When the Eagles announced before the season that rookie Carson Wentz would be the starting quarterback, Giants defensive coordinator Steve Spagnuolo instinctively got excited.
“You look at the schedule and all of a sudden they put a rookie quarterback in there early,” Spagnuolo said. “Everyone gets excited about playing a rookie quarterback if you are on defense.”
But after watching Wentz complete 65.8 percent of his passes for 1,526 yards, nine touchdowns and three interceptions in the first seven games, Spagnuolo is less excited about facing the rookie on Sunday.
“He doesn’t look like a rookie quarterback to me,” Spagnuolo said. “He really doesn’t. Not the way he functions.”
Spagnuolo said he was instantly impressed with Wentz’s ability to throw the ball while moving to his left.
“He throws the ball as good going left as I have ever seen a right-handed quarterback do it,” Spagnuolo said.
Spagnuolo’s players share his respect for Wentz.
“You put the film on and you wouldn’t think that he’s a rookie quarterback just watching the plays, how he progresses into his throws,” defensive end Olivier Vernon said. “Just the decision making that he makes.
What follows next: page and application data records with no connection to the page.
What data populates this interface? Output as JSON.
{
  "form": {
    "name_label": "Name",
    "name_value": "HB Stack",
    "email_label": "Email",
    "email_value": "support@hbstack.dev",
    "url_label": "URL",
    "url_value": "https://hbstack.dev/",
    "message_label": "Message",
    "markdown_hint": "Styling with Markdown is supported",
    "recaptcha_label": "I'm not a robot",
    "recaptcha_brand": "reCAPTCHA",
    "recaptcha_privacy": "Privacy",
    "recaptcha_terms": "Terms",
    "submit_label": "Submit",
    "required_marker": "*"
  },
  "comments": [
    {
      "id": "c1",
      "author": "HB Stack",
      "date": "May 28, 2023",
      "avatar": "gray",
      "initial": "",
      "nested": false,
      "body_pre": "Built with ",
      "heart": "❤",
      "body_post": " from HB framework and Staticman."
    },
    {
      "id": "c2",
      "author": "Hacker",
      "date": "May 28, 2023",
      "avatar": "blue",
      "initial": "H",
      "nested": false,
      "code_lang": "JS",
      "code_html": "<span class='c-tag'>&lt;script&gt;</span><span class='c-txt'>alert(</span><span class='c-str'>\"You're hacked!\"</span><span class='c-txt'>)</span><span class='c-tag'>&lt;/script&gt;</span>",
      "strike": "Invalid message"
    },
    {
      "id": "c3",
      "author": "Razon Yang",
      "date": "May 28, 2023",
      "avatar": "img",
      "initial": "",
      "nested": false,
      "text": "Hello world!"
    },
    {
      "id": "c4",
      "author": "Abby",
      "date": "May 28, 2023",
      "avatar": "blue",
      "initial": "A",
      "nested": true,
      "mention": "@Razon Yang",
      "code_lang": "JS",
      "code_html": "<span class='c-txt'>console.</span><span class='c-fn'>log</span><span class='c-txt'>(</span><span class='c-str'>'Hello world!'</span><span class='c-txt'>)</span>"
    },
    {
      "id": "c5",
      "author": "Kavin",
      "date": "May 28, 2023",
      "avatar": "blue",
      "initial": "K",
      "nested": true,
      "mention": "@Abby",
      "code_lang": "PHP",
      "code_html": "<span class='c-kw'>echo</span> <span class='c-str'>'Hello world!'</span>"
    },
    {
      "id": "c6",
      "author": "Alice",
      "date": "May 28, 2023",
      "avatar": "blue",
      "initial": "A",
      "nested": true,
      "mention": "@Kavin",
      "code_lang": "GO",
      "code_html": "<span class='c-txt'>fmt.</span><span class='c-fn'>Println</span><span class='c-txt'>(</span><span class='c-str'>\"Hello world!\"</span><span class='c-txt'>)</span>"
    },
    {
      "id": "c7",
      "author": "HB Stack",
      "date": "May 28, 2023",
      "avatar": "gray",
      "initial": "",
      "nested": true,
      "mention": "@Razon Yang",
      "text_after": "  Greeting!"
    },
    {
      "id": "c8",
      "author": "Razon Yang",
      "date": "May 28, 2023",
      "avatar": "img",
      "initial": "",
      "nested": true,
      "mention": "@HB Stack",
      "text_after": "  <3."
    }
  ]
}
He’s a good player. Good football player. We have a good game to look forward to.”
Here are some additional notes from the coordinators on Thursday:
•Linebacker Devon Kennard was used as an edge rusher in passing situations for the first time in the Giants’ win over the Rams before the bye. Spagnuolo liked what he saw from Kennard in that role.
“A little bit of it has been dictated by what the offense puts out for personnel,” Spagnuolo said. “I was very happy with what he did over in London in some passing situations, so we need to get him oiled up.”
•The Giants haven’t tipped their hand on any changes at running back coming out of the bye. But if rookie Paul Perkins doesn’t see a spike in snaps, it will likely be a result of pass protection concerns.
“He’s got the big sombrero in terms of the adjustments and how Eli (Manning) can change the protection,” offensive coordinator Mike Sullivan said. “If a guy can’t do that and he can do the other things, that’s going to limit the opportunities. I think he’s shown some progress and some versatility in being able to run it, catch it and a primary for us to protect the quarterback.”
•Punt returner Dwayne Harris has fair-caught two punts inside the 10-yard line this season. Special teams coordinator said there isn’t a hard-and-fast cut-off point for fair catches.
“Some punters, it bounces at the 6 and now you’re starting at the 2,” Quinn said. “Try and preserve as much field position as you can. We always say around the 8. You have to know where you are. Obviously you don’t want to get back there, catch it, try to return it and have something bad happen. You have to make good decisions, which he’s done for the most part. You can’t always bank that it’s going to bounce into the end zone. With the Aussie punt, that usually bounces back.”